Last week, Friday Night Lights creator Peter Berg wrote Mitt Romney a letter asking him to stop using the show’s beloved slogan, “Clear Eyes. Full Hearts. Can’t Lose,” in his campaign. He rightly pointed out that the candidate’s values were at odds with FNL’s and, hilariously, compared Romney to “Buddy Garrity — who turned his back on American car manufacturers selling imported cars from Japan.” But, as The Hollywood Reporter notices, Romney is still cribbing from Coach Taylor’s playbook. Yesterday evening, just before his highly GIF-able debate breakdown, his aide David Jackson tweeted yet another photo of Romney touching the “Clear Eyes” sign. While it isn’t clear when the photograph was taken, the tweet reflects the campaign’s insistence on using the image in spite of Berg’s highly publicized objections.

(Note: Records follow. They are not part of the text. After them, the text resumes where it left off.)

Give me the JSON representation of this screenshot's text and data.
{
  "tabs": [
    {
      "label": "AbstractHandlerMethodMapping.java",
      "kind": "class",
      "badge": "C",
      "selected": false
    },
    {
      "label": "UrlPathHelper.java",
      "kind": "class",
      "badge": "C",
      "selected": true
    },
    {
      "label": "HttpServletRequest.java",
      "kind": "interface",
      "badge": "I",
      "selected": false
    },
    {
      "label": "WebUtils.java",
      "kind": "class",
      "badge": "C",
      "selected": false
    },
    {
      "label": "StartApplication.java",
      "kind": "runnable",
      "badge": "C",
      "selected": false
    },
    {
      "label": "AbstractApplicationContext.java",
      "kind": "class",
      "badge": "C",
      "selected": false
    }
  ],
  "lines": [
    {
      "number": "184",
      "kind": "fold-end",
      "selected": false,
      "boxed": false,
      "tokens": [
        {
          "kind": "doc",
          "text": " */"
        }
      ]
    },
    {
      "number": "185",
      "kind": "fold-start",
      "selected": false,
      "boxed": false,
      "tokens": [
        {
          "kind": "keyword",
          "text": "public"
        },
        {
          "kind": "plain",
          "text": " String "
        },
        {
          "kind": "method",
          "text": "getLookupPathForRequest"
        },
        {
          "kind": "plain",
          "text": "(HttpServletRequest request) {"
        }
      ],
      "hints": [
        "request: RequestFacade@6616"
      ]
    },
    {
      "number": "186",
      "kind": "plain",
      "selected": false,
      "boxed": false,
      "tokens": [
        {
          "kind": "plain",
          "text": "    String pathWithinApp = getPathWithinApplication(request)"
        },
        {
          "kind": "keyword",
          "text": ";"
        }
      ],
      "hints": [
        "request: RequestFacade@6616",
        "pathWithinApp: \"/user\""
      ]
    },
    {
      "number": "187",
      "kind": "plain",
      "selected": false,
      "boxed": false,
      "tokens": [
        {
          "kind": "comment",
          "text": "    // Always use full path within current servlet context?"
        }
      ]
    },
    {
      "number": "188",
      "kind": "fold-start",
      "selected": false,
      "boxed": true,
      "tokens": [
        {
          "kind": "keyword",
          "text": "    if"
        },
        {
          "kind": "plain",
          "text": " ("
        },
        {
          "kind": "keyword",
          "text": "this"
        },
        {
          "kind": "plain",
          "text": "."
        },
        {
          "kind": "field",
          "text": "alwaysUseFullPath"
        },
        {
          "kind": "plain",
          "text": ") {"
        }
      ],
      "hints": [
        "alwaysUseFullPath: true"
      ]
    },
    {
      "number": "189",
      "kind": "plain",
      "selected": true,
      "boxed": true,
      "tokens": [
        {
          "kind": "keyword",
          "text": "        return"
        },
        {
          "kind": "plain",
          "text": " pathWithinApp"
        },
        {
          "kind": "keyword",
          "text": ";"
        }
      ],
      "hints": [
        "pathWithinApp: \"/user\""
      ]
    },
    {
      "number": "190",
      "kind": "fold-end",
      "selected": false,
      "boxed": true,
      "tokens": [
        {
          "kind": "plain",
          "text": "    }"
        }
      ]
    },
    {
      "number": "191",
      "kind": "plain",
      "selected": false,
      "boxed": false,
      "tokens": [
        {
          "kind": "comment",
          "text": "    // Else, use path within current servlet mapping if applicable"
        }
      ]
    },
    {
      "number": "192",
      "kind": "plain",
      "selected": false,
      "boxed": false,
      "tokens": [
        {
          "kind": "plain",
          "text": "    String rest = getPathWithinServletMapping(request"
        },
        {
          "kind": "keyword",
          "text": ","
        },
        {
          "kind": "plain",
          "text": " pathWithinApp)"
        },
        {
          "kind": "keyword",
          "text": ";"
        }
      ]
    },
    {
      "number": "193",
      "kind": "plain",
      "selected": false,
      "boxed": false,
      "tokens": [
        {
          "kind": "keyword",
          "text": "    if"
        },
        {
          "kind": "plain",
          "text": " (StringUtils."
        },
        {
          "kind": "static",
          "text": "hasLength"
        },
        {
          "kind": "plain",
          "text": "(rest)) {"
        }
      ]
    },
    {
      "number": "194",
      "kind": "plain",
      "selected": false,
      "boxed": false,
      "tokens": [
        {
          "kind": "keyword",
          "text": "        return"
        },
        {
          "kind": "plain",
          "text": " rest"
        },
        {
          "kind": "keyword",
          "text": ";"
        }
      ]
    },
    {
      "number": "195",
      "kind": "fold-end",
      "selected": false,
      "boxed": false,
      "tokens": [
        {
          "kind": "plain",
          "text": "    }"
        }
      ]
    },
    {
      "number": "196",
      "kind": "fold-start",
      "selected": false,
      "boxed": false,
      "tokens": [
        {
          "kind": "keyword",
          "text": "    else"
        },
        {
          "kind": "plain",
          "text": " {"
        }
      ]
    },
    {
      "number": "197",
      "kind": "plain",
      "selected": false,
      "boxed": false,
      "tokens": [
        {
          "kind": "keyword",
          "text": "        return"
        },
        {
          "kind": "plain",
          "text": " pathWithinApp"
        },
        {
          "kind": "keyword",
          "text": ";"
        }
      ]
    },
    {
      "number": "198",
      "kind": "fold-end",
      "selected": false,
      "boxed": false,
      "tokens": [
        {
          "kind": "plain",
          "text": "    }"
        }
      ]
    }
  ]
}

Now, political candidates co-opt pieces of pop culture that having nothing to do with them all the time (see also: the many Republicans who’ve faced criticism for playing liberal musicians’ songs at their rallies). So there’s nothing out of the ordinary about that. What’s puzzling is why the FNL reference is so important to Romney. It’s not like he’s jumping on the bandwagon of a national phenomenon. The show, while excellent and critically acclaimed, attracted so few viewers in its third season that NBC had to reach a co-production deal with DirecTV to keep it going for another two years. And considering that so many of its fans are part of what Romney would probably call the “liberal elite,” it’s difficult to imagine who he’s attempting to reach by aligning himself with FNL.
Of course, despite its tiny audience, Friday Night Lights was a populist show about small-town America. And in a campaign where Romney’s been plagued by his secret “47 percent” speech and just generally struggled to relate to regular people, he might well be attracted to the show as a symbol. But is this embrace of FNL likely to resonate with undecided voters? We doubt it — but let us know what you think in the comments.